We’ll get to that in a moment, but first let’s review some of the numbers from Tuesday. The following comes from USA Today…
All three major indexes gained 0.7% apiece, as the Dow jumped 121 points to a new all-time closing high and the S&P 500 built upon its record close notched Monday. The blue chips now stand at 18,347.67, about 35 points above the previous record set May 19, 2015.
The new mark for the S&P 500 is 2,152.14, a 15-point improvement on its Monday close.
Overall, we have seen stocks shoot up more than eight percent over the last two weeks. Normally, a rise of 10 percent for an entire year is considered to be quite healthy…
Interior Minister Theresa May is set to become the U.K.’s prime minister on Wednesday. Stock markets across the globe have risen sharply, after a steep sell-off, following the United Kingdom’s decision to leave the European Union.
“In the past two weeks, post Brexit, the S&P 500 has vaulted over 8 percent,” said Adam Sarhan, CEO at Sarhan Capital. “Typically, a 10 percent move for the entire year is considered normal.”
What makes all of this even stranger is the fact that investors have been pulling money out of stocks as if it was 2008 all over again. In fact, Zero Hedge tells us that on balance investors have been taking money out of equity funds for 17 weeks in a row.
So why are stocks still going up?

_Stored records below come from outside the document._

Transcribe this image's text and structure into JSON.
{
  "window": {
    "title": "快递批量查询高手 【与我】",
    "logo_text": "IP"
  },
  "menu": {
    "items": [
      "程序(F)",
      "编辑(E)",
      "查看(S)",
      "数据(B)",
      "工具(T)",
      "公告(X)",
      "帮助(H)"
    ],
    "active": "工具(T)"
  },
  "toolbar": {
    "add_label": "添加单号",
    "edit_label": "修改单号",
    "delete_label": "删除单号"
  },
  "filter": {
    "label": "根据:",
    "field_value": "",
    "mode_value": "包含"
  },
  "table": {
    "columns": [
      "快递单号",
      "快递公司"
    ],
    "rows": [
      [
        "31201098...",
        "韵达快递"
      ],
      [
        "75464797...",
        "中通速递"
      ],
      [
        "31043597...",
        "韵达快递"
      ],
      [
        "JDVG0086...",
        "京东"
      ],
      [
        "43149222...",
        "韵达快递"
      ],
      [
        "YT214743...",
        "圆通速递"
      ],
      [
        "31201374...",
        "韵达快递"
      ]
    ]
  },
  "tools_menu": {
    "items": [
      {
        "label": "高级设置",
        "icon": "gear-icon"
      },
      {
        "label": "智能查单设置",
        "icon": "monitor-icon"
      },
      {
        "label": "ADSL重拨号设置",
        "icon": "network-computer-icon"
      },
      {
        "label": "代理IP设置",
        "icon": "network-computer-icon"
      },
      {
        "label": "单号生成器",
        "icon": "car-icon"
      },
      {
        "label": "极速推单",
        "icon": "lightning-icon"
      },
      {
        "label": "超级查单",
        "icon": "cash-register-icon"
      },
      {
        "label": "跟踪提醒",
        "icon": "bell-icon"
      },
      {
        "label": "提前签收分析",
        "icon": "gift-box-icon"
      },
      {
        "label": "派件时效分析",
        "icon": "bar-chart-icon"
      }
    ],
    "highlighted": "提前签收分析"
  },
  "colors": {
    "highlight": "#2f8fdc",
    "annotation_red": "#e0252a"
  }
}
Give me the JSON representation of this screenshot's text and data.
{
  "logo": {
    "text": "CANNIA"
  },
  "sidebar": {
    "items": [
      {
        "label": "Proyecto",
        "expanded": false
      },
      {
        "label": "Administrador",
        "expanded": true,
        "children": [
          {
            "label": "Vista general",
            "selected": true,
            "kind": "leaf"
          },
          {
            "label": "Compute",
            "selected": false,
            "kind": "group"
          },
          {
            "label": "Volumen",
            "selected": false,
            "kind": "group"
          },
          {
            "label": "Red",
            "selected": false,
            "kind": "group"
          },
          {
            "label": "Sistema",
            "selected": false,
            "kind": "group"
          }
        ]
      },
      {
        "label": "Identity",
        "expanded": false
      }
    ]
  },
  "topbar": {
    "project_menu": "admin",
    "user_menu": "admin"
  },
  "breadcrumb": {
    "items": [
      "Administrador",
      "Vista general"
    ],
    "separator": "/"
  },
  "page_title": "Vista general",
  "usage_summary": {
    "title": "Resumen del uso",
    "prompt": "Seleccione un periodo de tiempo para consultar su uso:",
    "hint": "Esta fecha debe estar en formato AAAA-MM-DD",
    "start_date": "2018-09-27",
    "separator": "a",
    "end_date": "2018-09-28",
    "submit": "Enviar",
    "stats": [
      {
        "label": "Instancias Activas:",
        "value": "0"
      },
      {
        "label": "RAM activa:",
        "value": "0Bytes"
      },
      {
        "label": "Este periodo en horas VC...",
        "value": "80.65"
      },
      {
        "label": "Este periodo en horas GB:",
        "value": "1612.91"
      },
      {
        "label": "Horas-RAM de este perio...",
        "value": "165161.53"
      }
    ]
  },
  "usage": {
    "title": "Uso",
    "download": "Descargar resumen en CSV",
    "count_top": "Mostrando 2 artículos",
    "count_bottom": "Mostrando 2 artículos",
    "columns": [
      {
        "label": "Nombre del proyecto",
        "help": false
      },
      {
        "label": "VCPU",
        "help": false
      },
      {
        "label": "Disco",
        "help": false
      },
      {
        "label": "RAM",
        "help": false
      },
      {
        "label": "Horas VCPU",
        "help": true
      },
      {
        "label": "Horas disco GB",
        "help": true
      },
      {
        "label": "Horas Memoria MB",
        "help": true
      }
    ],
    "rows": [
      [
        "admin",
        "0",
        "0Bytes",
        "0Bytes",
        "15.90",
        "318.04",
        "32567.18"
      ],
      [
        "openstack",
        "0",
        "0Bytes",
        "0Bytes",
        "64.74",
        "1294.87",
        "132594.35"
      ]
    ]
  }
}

If your guess is “central bank intervention”, you are right on the nose.
Across the Pacific, the Bank of Japan has been voraciously gobbling up assets, and the architect of “Abenomics” just won a major electoral victory which has fueled a huge market rally over there…
Meanwhile, in Japan, Prime Minister Shinzo Abe ordered new stimulus after his coalition won an election in Japan’s upper chamber by a landslide. Japan’s Nikkei 225 rose nearly 2.5 percent overnight, while the yen erased all of its post-Brexit gains against the dollar.
“In the short term, I think it’s going to help, but in the long term, we’ll see,” said JJ Kinahan, chief strategist at TD Ameritrade. “I feel like a lot of people are getting themselves into situations that they can’t get out of.”
In Europe, the ECB has feverishly been pumping money into the financial system, and the result of the Brexit vote seems to have lit a renewed fire under the central bankers in Europe. Collectively, intervention by the Japanese and the Europeans has created “a surge in net global central bank asset purchases to their highest since 2013”…
Fast forward six months when Matt King reports that “many clients have been asking for an update of our usual central bank liquidity metrics.”
What the update reveals is “a surge in net global central bank asset purchases to their highest since 2013.”
And just like that the mystery of who has been buying stocks as everyone else has been selling has been revealed.
So now you know the rest of the story.
The economic fundamentals have not changed. China is still slowing down. Japan is still mired in a multi-year economic crisis. Much of Europe is still dealing with a full-blown banking crisis. Much of South America is still experiencing a full-blown depression.
Here in the United States, just about every indicator that you can think of says that the economy is slowing down. If you doubt this, please see my previous article entitled “15 Facts About The Imploding U.S. Economy That The Mainstream Media Doesn’t Want You To See“.
The artificially-induced rally that we are witnessing right now can be compared to a “last gasp” of a dying patient.
But my hope is that this “last gasp” can last for as long as possible. Because as much as I warn people about it, I am not actually eager to see what comes next.
The economic and financial suffering that are coming are inevitable, but they are not going to be pleasant for any of us. So let us all hope that we still have a little bit more time before the party is over and it is time to turn out the lights.